WIT Press

Rural-urban Gradient And Sustainability In Spain: A Municipal-scale Approach


Free (open access)





Page Range

101 - 108




3,460 kb

Paper DOI



WIT Press


O. de Cos, P. Reques & M. Marañón


This article attempts to provide a methodological approach to the insufficiency of the statistical criteria used to determine that a municipal area is rural (less than 2,000 inhabitants), semi-urban (2,000 to 10,000 inhabitants) or urban (more than 10,000 inhabitants). In contrast to this system, a conceptual and methodological alternative is proposed, based on different territorial, demographic and economic indicators, which enables the traditional rural-urban duality or dichotomy to be overcome in order to empirically confirm the hypothesis of continuum or rural-urban gradient within the Spanish territory. With this aim, we analyse and map different indicators, related positively or negatively to the degree of urbanization, referred to as municipal areas in Spain. The territorial indicators were: number of nuclei per square kilometre to measure the population dispersal, the distance to urban nuclei, the occupation intensity of the territory, the percentage of population working outside the primary sector, the index of masculinity in adults related to the feminine over-emigration in rural environments, the degree of ageing, the demographic growth rates in different periods of recent history and the percentage of the working population with secondary and university study. All these indicators were standardized to enable them to be dealt with together and to make them comparable with the aim of creating a representative synthetic indicator. The end result has enabled the elaboration of a synthesis map in which the differing degrees of urbanization within the Spanish territory, and the importance that the urban system has in explaining it, are demonstrated. The article also alludes to the problems of sustainability that exist nowadays in the extreme poles of the

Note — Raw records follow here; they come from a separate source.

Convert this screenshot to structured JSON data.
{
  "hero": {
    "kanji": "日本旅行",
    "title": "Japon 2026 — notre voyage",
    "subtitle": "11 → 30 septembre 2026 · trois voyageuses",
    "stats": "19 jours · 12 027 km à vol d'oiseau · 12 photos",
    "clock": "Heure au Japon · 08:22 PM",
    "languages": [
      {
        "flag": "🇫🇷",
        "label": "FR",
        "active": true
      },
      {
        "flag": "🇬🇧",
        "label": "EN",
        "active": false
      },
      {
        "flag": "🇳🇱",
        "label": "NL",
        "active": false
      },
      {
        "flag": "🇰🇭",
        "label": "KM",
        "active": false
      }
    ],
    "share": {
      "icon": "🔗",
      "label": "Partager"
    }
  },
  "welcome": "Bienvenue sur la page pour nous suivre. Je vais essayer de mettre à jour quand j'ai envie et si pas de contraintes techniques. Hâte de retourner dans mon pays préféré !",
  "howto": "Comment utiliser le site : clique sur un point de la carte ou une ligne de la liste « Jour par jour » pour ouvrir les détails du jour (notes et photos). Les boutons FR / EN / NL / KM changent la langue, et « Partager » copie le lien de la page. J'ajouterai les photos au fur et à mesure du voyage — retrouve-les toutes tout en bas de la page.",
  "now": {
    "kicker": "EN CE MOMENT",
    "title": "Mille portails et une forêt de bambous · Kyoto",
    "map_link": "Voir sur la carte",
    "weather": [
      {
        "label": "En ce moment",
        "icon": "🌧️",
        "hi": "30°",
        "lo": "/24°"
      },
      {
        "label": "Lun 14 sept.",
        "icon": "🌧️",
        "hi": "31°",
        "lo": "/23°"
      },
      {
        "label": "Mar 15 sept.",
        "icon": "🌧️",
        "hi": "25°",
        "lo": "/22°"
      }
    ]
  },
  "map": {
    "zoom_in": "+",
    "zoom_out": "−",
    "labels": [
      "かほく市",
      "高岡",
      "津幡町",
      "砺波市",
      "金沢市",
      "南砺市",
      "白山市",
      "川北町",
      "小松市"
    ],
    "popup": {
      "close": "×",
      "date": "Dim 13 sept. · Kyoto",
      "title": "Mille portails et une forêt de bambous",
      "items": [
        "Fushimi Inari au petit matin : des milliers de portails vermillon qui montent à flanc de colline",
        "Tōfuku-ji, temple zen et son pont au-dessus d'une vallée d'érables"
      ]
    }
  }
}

rural-urban gradient, standardization, cartographic model, degree of urbanization